Hollywood heavyweight Warren Beatty returns to the director’s chair for the first time this side of the millennium to bring us Rules Don’t Apply; a resourceful slice of contemporary filmmaking that resists following a formula, creatively crafted while never compromising on the narrative at hand, nor the viewer’s emotional investment. Reflecting the film’s unpredictable hero, portrayed by Beatty, the sheer eccentricity and volatility of the role is emblematic of the writer/director’s unique approach to storytelling.
Beatty is Howard Hughes, a billionaire entrepreneur with more money than sense, living in Hollywood in 1958. His newly hired driver Frank Forbes (Alden Ehrenreich) picks up an aspiring young actress Maria Mabrey (Lily Collins) to work for his boss, only for the two to develop feelings for one another, in spite of their conflicting religious beliefs. Under the twisted guidance of Hughes, the pair rise up through the ranks, though as they better their own respective careers, they fall deeper into this web of romantic absurdity, gloriously and dangerously caught up in the haphazard lifestyle of their unhinged employer.
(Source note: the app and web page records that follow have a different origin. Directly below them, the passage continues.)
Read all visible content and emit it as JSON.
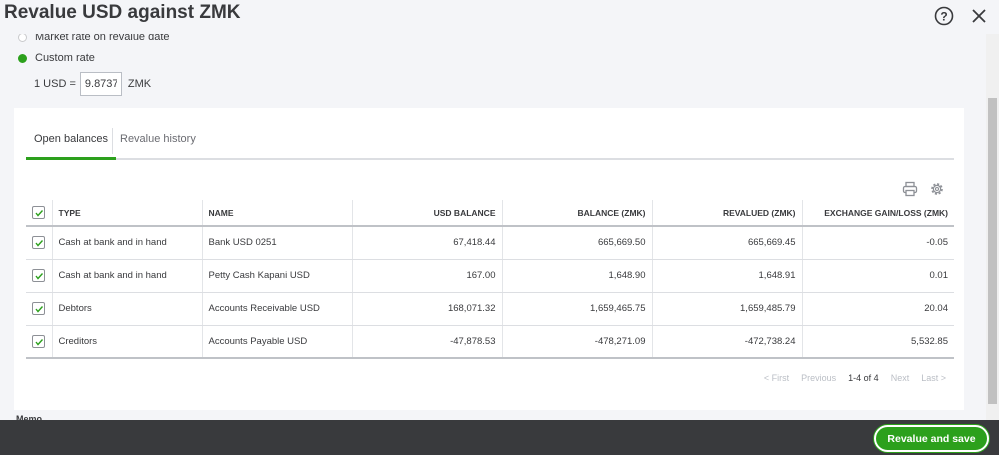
{
  "dialog": {
    "title": "Revalue USD against ZMK"
  },
  "rate_options": {
    "market_rate_label": "Market rate on revalue date",
    "custom_rate_label": "Custom rate",
    "rate_prefix": "1 USD =",
    "rate_value": "9.8737",
    "rate_suffix": "ZMK"
  },
  "tabs": {
    "open_balances": "Open balances",
    "revalue_history": "Revalue history"
  },
  "table": {
    "headers": {
      "type": "TYPE",
      "name": "NAME",
      "usd_balance": "USD BALANCE",
      "balance_zmk": "BALANCE (ZMK)",
      "revalued_zmk": "REVALUED (ZMK)",
      "exchange_gain_loss": "EXCHANGE GAIN/LOSS (ZMK)"
    },
    "rows": [
      {
        "type": "Cash at bank and in hand",
        "name": "Bank USD 0251",
        "usd_balance": "67,418.44",
        "balance_zmk": "665,669.50",
        "revalued_zmk": "665,669.45",
        "gain_loss": "-0.05"
      },
      {
        "type": "Cash at bank and in hand",
        "name": "Petty Cash Kapani USD",
        "usd_balance": "167.00",
        "balance_zmk": "1,648.90",
        "revalued_zmk": "1,648.91",
        "gain_loss": "0.01"
      },
      {
        "type": "Debtors",
        "name": "Accounts Receivable USD",
        "usd_balance": "168,071.32",
        "balance_zmk": "1,659,465.75",
        "revalued_zmk": "1,659,485.79",
        "gain_loss": "20.04"
      },
      {
        "type": "Creditors",
        "name": "Accounts Payable USD",
        "usd_balance": "-47,878.53",
        "balance_zmk": "-478,271.09",
        "revalued_zmk": "-472,738.24",
        "gain_loss": "5,532.85"
      }
    ]
  },
  "pager": {
    "first": "< First",
    "previous": "Previous",
    "range": "1-4 of 4",
    "next": "Next",
    "last": "Last >"
  },
  "memo_label": "Memo",
  "footer": {
    "save_label": "Revalue and save"
  },
  "colors": {
    "accent": "#2ca01c",
    "footer_bg": "#393a3d"
  }
}
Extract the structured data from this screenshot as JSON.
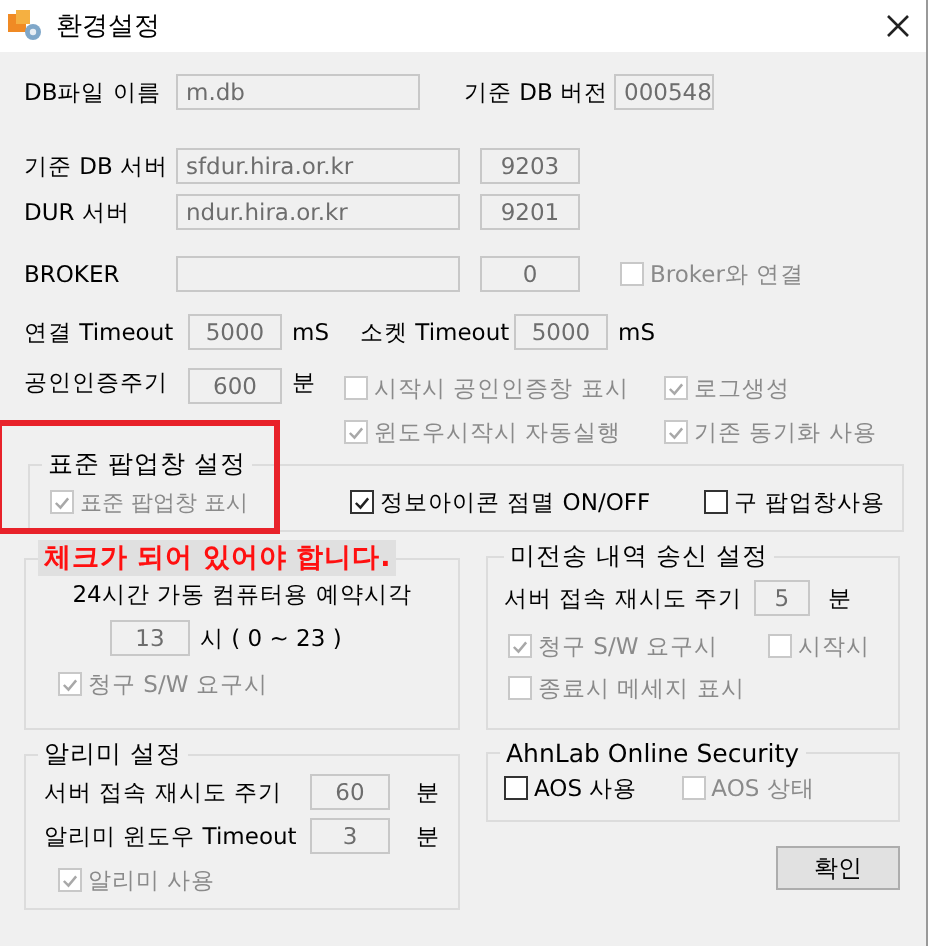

The film survives off the compelling nature of Howard Hughes, a wonderful cinematic version of the real-life, mega-rich narcissist (which is sadly all too familiar at present). Yet in spite of the lunacy, there’s a vulnerability to his demeanour, in what can best be described as a tragic character, descending unwittingly into madness. It works well not having him as the central figure too, nor the viewer’s entry point, bestowing that honour upon the shoulder of Frank Forbes, which allows us to appreciate the former’s quirkiness from afar, also giving us this joyous opportunity to build up to his initial introduction in the opening act.
Ehrenreich, the new Han Solo, showed us last year that he has pure star quality when stealing the show in the Coen brother’s ensemble comedy Hail, Caesar! – and he again proves why he’s got one of the most promising futures in the industry. There’s a real traditionalist, romantic movie star quality about him that harks back to actors like Jimmy Stewart, and there’s not much more praise you can give than that. As such he fits right into this environment, as a film that depicts the golden era of Hollywood with a palpable affection, a romanticised, indelible take on Los Angeles, maintaining the glitz and glamour, yet injecting a vital gritty edge.
In some regards there are comparisons to be made to the Coen’s latest endeavour, but this, though entertaining and light-hearted, is somewhat less farcical and is all the better for it, all the while balancing it’s tragic undercurrent with a romantic narrative and irreverent wit. Here’s hoping we don’t have to wait quite as long for Beatty’s next one.
Rules Don’t Apply is released on April 21st